Gray hair is kind of having a moment, with all the people letting their locks go au naturale during the pandemic. It’s not uncommon, and barely noteworthy, to see friends and colleagues on Zoom looking like off-color Billie Eilishes—heads that are half silver, half whatever shade is left from the salon days. For some, coloring hair seems less necessary now. Yet at the same time, the stress of the past year has science predicting a boom in cases of the grays. (Think Obama’s transformation but in a collapsed timeframe and reproduced around the world.)
But what if gray was on its way out? What if it no longer was shorthand for aging? What if you could do more than cover it temporarily with chemicals? What if you could actually biologically reverse the gray you have, restoring your natural color?
Seems almost like a dream, but thanks to another miracle of science, this could happen.
The Gray Hair Revolution
As you probably know, gray hair isn’t a color; it’s the lack of color in the hair shaft. Melissa Harris, an assistant professor of biology at the University of Alabama at Birmingham, recently described the graying process this way to the Washington Post: “Our hair color depends on a set of specialized stem cells called melanocyte stem cells, and every time a new hair grows, these melanocyte stem cells have to divide in two and make a new melanocyte, [or] pigment cells. These pigment cells stay in the base of your hair and their job is to produce pigment. These melanocytes reach out skinny arms…that shuttle the pigment to the hair shaft as it grows. So if all your melanocyte stem cells disappear, so do your melanocytes and so does your hair pigment. Thus—gray hair.”
Therefore, these melanocyte stem cells are key to hair’s color (or lack there of). Several factors contribute to when and how fast your gray garden grows. Smoking, diet, disease, and genetics, for instance. Plus, that ubiquitous bugaboo, stress. Marie Antoniette is famous not just for her “let them eat cake” comment, but also for how quickly her tresses turned the color of shaved ice in the days before she was taken to the guillotine. A group of Harvard researchers recently discovered what was going on with the doomed queen and those of us who aren’t literally threatened with the chopping block, but land somewhere on the less violent end of the stress spectrum. When our nerves are activated as part of the fight-or-flight response, the stem cells in hair follicles can be damaged. And then it’s bye-bye to the blond, black or brunette pigment.

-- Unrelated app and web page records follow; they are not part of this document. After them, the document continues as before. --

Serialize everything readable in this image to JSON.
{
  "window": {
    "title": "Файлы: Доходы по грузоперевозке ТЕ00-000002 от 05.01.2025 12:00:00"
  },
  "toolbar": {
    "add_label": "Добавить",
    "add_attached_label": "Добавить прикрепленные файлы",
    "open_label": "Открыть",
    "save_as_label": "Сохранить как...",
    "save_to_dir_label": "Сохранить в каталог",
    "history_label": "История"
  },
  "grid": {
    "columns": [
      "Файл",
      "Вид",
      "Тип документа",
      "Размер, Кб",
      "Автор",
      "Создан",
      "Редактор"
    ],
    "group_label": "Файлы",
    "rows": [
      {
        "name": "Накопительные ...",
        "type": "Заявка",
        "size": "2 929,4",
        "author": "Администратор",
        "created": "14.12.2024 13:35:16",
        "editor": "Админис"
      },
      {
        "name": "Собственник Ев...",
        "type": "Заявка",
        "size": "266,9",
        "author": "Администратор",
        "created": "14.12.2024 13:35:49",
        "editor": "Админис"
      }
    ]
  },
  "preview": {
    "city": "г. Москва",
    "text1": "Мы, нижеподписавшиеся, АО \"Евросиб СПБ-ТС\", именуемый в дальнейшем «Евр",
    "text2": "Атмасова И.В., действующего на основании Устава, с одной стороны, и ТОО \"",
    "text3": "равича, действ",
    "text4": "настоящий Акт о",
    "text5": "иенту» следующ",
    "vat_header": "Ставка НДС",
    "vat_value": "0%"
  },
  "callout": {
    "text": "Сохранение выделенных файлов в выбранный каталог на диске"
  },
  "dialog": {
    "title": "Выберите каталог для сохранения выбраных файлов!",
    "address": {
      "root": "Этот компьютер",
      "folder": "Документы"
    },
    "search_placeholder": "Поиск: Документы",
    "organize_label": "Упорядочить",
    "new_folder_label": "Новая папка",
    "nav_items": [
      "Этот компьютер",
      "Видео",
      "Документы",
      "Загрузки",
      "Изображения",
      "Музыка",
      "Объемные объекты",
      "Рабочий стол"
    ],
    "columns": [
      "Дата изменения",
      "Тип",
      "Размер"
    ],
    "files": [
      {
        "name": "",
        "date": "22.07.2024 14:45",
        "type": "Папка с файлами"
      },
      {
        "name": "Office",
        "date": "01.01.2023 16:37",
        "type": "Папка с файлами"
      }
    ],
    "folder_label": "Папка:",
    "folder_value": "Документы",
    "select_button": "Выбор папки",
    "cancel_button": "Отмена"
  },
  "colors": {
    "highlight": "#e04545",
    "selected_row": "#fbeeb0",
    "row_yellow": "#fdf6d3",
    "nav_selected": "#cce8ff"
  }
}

Beyond the Cover Up
Besides making a solid case for a yoga and meditation practice, this research about the importance of keeping the melanocyte stem cells happy suggests that there may be ways to turn back time (at least on your tresses). Harris and her colleagues recently published a report that describes a topical drug combination that increases melanocyte stem cells in gray mice, ridding them of their gray and restoring their original fur color—perhaps for good. (This is the only time when “mousy hair” could be considered a good thing.) Because the treatment—originally developed to regrow hair—replenished the all-important stem cells, the effects could be long-lasting.
“We didn’t keep the mice forever so we don’t know,” Harris told the Washington Post, regarding whether the change is permanent. “This has made us very interested in whether gray hair really is permanent, and if we can do something about it. We really want to know—and so does everyone else we talk to—is whether and when we can bring this to humans.”
It seems nurturing melanocyte stem cells could possibly prevent graying in the first place and reverse its march if it has already started to take over your head. Imagine the time and money to be saved if you don’t have to regularly park your behind in a colorist’s chair for hours. Gray liberation seems tantalizingly close.